  • The very first time they'd have to pick a dessert from another culture and they bail on the naming scheme. Yep, that's totally inclusive.
  • I say we petition to get it changed. Bunch of bull Google's throwing at us
  • Agreed! The names were fun and quirky, changing it to numbers is boring and smacks of "Appleness". Android users love fun and creativity, if we wanted boring, we wouldn't be here lol.
  • Been running Q Beta 6 for a couple of weeks and I love it! Can't say I'm going to miss the dessert theme too much. It was cute and quirky for a while, but as the brand continues to expand simplifying the naming structure will be a benefit in the end. Plus, is there a dessert that begins with Q??
  • Do you think no desserts, beginning with the letter 'Q', exist, on the entire planet?
    If you know this to be fact, you are more versed than most.
  • "The dessert names were a fun quirk of Android that kept things playful, and was a neat nod to the community of Android followers who loved to riff on the names; but for everyone else, it was all just a bit confusing." Why does it seem that the majority have no imagination and sense of humor? In the larger scheme of things it appears once anything goes mainstream it has to be dumbed down to be appealing? That irony is an appalling verdict on our society. I'm a little curious why they don't just stick to Q,R,S... and forget the dessert. Or like marcelo_l suggested. Just pick an international dessert. If a person can't remember they are on Oreo or Kit Kat, they won't remember if they are on 9, 10 or 11. It's not like someone is going to say, "finally, they are using a number for the version, I can switch from Apple now!" This change simply disappoints those who care and doesn't hardly effect those who don't.
  • I would argue that the overwhelming majority of Android users have no idea what version their phone runs: name, number, or letter. I'd also argue that those users don't care either. Going a step further, most of them probably ignore the "Update Available" notification too if they don't have automatic updates enabled. None of them care about the OS as long as the phone works.
  • I am slightly disappointed, but I guess finding a dessert name beginning with Q, X or Z would have been a challenge;).
  • It was fun while it lasted, and I thought it would have been good to expand culturally and use treats from around the world. I know it was fun to tell someone "I got pie!" and show them a phone.
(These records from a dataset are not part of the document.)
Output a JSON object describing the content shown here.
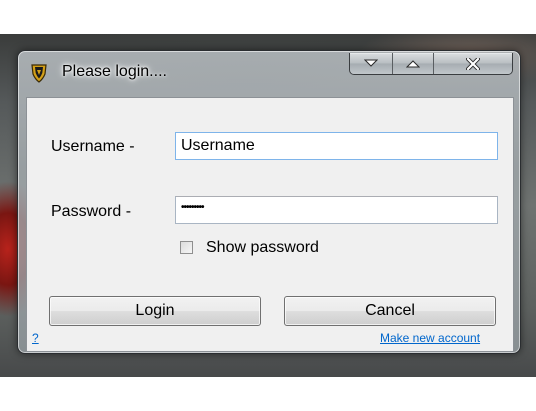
{
  "window": {
    "title": "Please login....",
    "icon": "shield-emblem-icon",
    "caption_buttons": [
      "minimize",
      "maximize",
      "close"
    ]
  },
  "form": {
    "username_label": "Username -",
    "username_value": "Username",
    "password_label": "Password -",
    "password_mask": "•••••••••",
    "show_password_label": "Show password",
    "show_password_checked": false
  },
  "buttons": {
    "login": "Login",
    "cancel": "Cancel"
  },
  "links": {
    "help": "?",
    "make_account": "Make new account"
  },
  "colors": {
    "link": "#0066cc",
    "focus_border": "#7eb4ea",
    "window_bg": "#f0f0f0"
  }
}
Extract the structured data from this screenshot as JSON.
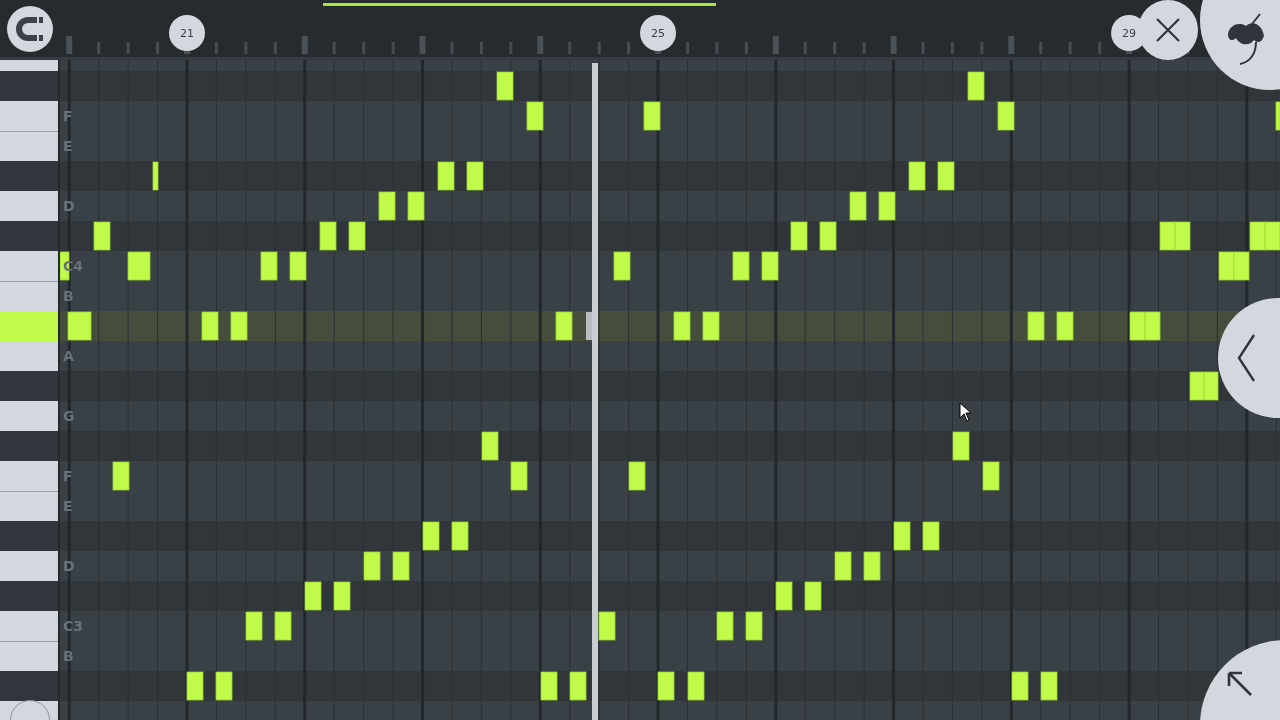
{
  "ruler": {
    "bar_numbers": [
      "21",
      "25",
      "29"
    ]
  },
  "piano_keys": [
    {
      "kind": "white",
      "selected": false
    },
    {
      "kind": "black",
      "selected": false
    },
    {
      "kind": "white",
      "selected": false,
      "label": "F"
    },
    {
      "kind": "white",
      "selected": false,
      "label": "E"
    },
    {
      "kind": "black",
      "selected": false
    },
    {
      "kind": "white",
      "selected": false,
      "label": "D"
    },
    {
      "kind": "black",
      "selected": false
    },
    {
      "kind": "white",
      "selected": false,
      "label": "C4"
    },
    {
      "kind": "white",
      "selected": false,
      "label": "B"
    },
    {
      "kind": "black",
      "selected": true
    },
    {
      "kind": "white",
      "selected": false,
      "label": "A"
    },
    {
      "kind": "black",
      "selected": false
    },
    {
      "kind": "white",
      "selected": false,
      "label": "G"
    },
    {
      "kind": "black",
      "selected": false
    },
    {
      "kind": "white",
      "selected": false,
      "label": "F"
    },
    {
      "kind": "white",
      "selected": false,
      "label": "E"
    },
    {
      "kind": "black",
      "selected": false
    },
    {
      "kind": "white",
      "selected": false,
      "label": "D"
    },
    {
      "kind": "black",
      "selected": false
    },
    {
      "kind": "white",
      "selected": false,
      "label": "C3"
    },
    {
      "kind": "white",
      "selected": false,
      "label": "B"
    },
    {
      "kind": "black",
      "selected": false
    },
    {
      "kind": "white",
      "selected": false
    }
  ]
}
I was also looking forward to Reese's and possibly Tiramisu (one of my favorite desserts, by the way), but I guess just numbers is more, umm, professional looking.
  • Note to Google.... Do the average user.... Your bread and butter..... Your mom and pop and grandfather a favour.... Make changes every five years.... The OS is mature.... The gesture controls aren't wanted.... Enough with the lipstick changes, and the just unsettling enough changes that require me to spend an hour or three on speakerphone with my 74 year old father to help navigate him. Google, you are utterly clueless, trapped in your tech bubble. I now only see change for the sake of self justify your design teams job changes.
  • Apple chose the X for a phone not their operating system. I don’t think people really cared about the name of the OS in general. And there was nothing really confusing, roman numbers are supposed to be known !